II. It originates with reflexive behavior. The behavior is "built in."
III. Classical conditioning is essentially a process of stimulus substitution. The response essentially remains the same.
IV. The response is elicited, since the behavior is reflexive.
Operant (Instrumental) Conditioning was started by Skinner and his box. In contrast to classical conditioning, operant conditioning has some specific qualities.
I. Consequences to responses are the key relationship.
II. Emitted responses are voluntary rather than reflexive.
III. Response substitution occurs -- unreinforced responses go to extinction, while reinforced responses become stronger. Essentially operant conditioning is response contingent reinforcement.
Salivating when you smell food cooking would be a reflex. Connecting the salivation to someone unwrapping the package to be cooked or even discussing cooking would be classical conditioning.

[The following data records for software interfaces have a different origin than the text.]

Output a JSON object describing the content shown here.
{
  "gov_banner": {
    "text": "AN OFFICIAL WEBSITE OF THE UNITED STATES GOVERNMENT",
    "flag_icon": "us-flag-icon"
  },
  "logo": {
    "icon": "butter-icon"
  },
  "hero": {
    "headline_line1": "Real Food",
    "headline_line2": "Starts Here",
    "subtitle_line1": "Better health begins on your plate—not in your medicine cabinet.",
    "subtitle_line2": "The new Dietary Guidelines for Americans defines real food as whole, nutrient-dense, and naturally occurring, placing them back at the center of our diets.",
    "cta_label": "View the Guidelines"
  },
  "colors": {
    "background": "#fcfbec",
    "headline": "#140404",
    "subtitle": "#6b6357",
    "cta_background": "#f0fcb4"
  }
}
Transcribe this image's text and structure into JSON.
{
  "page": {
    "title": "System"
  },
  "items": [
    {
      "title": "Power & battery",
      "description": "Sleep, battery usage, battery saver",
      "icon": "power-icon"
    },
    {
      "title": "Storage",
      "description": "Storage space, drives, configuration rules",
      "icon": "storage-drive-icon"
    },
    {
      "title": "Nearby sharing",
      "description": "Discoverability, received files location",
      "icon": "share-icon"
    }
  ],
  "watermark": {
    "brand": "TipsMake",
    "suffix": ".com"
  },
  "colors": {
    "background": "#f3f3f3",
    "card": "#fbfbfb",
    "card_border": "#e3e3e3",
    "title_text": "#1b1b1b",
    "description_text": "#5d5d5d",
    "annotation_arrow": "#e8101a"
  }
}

Learning how to rotate a doorknob to open a door would be operant conditioning. We try one direction. If that doesn't get reinforced by opening the door, we try the other direction. After some familiarity with that door, we only turn the knob in the reinforced direction.
I hope this helps. Thanks for asking.